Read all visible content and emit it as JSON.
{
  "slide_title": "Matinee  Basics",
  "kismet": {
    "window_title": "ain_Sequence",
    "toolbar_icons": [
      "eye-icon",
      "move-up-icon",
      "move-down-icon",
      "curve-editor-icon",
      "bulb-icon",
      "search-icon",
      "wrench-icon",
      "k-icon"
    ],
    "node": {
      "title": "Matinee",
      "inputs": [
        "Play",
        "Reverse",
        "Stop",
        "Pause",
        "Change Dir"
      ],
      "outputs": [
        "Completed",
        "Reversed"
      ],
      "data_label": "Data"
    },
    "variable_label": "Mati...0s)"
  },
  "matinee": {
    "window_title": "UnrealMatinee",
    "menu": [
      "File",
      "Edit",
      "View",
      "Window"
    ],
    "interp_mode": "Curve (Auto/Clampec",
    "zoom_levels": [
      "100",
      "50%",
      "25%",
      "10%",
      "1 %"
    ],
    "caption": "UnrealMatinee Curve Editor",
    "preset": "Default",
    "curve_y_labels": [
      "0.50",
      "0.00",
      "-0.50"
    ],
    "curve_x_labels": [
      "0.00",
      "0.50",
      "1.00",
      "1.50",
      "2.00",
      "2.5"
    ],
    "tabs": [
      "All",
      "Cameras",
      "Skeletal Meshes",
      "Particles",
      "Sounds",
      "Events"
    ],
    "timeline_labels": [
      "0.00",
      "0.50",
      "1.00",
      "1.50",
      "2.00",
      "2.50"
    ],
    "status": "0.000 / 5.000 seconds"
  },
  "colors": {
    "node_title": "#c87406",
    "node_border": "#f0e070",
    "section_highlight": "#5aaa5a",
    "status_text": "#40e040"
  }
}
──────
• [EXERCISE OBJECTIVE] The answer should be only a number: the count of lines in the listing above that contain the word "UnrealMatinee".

• [THE COMPLETED TASK] 2